When a mortgage goes into default that is insured with PMI, don’t walk away. Follow the same short sale procedure as FHA and VA and see what happens. Unlike FHA and VA, the percentage amount of the PMI insurance paid against the current value can be negotiated, therefore creating a great short sale.

  • PMI only covers the top 20% of the loan. For example, if a property has a $100,000 mortgage balance and it has PMI insurance, in the event of a default, PMI pays the bank just $20,000, the top 20%. If you can get the PMI company to work with you, they don’t have to pay the claim. The claim kicks in at the sheriff’s sale or the final point of default. PMI can be very helpful when faced with a way out of paying a claim.
  • When a property is vacant it is more difficult to get FHA or VA (or any bank for that matter) to accept a short sale. Your defense is to have the homeowner’s explain in their hardship letter that they could not afford the house, could not afford the repairs, did not realize another alternative existed, thought that when they were served the foreclosure papers it meant the bank already owned the property, etc., and that is why they moved. In many cases, this will solve the problem.
DOES A HOMEOWNER STILL OWE THE BANK MONEY AFTER A SHORT SALE?


That is a good question. When you negotiate a successful short sale, keep in mind that the agreed upon price is payment in full.
  • However, the homeowners may still owe the difference between the mortgage balance and the discounted amount via a “deficiency judgment.”
If granted, this judgment will affect the homeowners and their credit report just as any other judgment. You must get the bank to agree to accept “payment in full without pursuit of any deficiency judgment.”
  • In addition, you need to explain to the homeowners that the discounted amount (the difference between the mortgage balance and the short sale) may be declared as income on their income tax return by means of a “1099.”

The homeowners can speak with their accountant for advice. Since the homeowners have been in such duress and probably haven’t made much income, a 1099 may not adversely affect them.

The best way to deal with a 1099 is to consult a tax accountant and see what can be worked out. In many cases, you might not owe anything. An accountant may be able to file “insolvency” or get a “one-time homeowners exemption” or use your “adjusted basis” for write offs.. If you qualified for any of these, you would be off the hook.

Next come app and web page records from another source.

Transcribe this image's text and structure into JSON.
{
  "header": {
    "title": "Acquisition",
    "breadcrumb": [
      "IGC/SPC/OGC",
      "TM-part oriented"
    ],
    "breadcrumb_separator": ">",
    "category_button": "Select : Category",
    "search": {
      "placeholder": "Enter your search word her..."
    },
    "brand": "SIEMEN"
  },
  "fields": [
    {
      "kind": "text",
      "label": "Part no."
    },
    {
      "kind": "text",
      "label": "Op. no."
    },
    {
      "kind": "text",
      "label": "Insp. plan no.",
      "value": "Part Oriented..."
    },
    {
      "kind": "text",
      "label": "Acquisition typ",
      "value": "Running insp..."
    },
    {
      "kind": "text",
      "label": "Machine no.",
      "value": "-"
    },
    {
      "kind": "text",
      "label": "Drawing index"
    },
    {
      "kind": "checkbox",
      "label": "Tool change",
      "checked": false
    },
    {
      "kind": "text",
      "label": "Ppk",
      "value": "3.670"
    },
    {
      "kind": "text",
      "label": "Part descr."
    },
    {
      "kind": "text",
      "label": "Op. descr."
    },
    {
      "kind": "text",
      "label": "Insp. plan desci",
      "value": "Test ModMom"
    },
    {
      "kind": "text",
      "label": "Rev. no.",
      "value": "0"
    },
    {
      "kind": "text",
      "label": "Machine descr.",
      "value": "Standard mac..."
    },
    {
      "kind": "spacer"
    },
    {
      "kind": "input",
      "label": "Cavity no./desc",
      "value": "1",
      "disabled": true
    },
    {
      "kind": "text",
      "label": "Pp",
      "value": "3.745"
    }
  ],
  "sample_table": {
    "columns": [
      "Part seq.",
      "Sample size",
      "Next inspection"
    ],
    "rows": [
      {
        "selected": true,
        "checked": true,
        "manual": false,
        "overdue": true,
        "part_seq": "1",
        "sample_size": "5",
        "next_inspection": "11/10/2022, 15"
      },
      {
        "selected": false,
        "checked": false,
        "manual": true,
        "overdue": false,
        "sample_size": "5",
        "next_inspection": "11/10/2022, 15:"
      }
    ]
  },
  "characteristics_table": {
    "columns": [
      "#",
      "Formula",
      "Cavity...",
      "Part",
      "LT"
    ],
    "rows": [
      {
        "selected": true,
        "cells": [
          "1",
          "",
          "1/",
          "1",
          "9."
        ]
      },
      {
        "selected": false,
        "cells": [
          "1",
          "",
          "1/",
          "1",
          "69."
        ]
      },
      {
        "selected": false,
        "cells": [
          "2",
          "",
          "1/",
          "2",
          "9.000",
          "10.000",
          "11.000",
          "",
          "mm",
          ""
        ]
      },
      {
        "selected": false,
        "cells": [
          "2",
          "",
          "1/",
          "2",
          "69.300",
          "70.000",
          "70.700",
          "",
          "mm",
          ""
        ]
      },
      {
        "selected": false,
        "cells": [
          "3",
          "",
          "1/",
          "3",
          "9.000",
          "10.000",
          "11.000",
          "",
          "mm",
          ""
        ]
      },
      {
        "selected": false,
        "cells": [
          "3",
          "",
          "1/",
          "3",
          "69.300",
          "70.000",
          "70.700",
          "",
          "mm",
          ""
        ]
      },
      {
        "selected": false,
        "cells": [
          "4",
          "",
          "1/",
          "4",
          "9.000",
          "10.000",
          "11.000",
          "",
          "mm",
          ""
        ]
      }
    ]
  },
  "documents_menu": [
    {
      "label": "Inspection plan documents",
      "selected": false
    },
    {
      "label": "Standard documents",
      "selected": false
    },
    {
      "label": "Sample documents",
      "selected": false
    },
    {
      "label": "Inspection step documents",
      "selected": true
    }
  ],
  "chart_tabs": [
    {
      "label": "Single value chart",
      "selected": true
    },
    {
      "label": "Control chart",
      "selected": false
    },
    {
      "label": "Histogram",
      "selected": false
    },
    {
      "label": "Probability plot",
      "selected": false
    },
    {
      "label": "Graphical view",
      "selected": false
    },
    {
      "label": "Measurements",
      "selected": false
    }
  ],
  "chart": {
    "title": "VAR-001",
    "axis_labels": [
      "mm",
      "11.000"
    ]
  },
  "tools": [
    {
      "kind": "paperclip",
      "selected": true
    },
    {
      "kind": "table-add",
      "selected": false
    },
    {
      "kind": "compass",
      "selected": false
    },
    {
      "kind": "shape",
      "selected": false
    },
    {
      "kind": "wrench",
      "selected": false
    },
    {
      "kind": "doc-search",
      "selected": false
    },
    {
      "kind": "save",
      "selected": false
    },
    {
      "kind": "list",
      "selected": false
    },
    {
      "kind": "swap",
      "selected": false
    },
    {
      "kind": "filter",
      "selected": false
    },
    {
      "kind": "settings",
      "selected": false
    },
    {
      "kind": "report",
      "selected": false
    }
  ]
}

If you suffered loss if income, are going through a divorce, had a mortgage payment that reset to an unaffordable payment, or anything along those lines you may qualify for insolvency. You are considered insolvent when your total liabilities exceed your total assets. It is not that difficult to qualify for insolvency when you have had a foreclosure and may be a perfect solution to your problem. Remember, we are always going to ask the bank to waive the 1099, this is worst-case-scenario stuff.

If you lost your property in foreclosure or short sale, and you did $40,000 dollars worth of work on it (and had receipts to prove it) the IRS would take the $40,000 dollars off your taxes against the $60,000 you owe and you’d owe taxes on just $20,000 – this is a sample of what “adjusted basis” means.

As you can see, there are many options when receiving a 1099. This is why you must use a tax accountant to file your taxes the first year after losing a property in distress. If you simply sell your house for a profit, then you would owe taxes on the profit earned. It is still a good idea to work with an account as you may have adjusted basis write-offs that you are not aware of.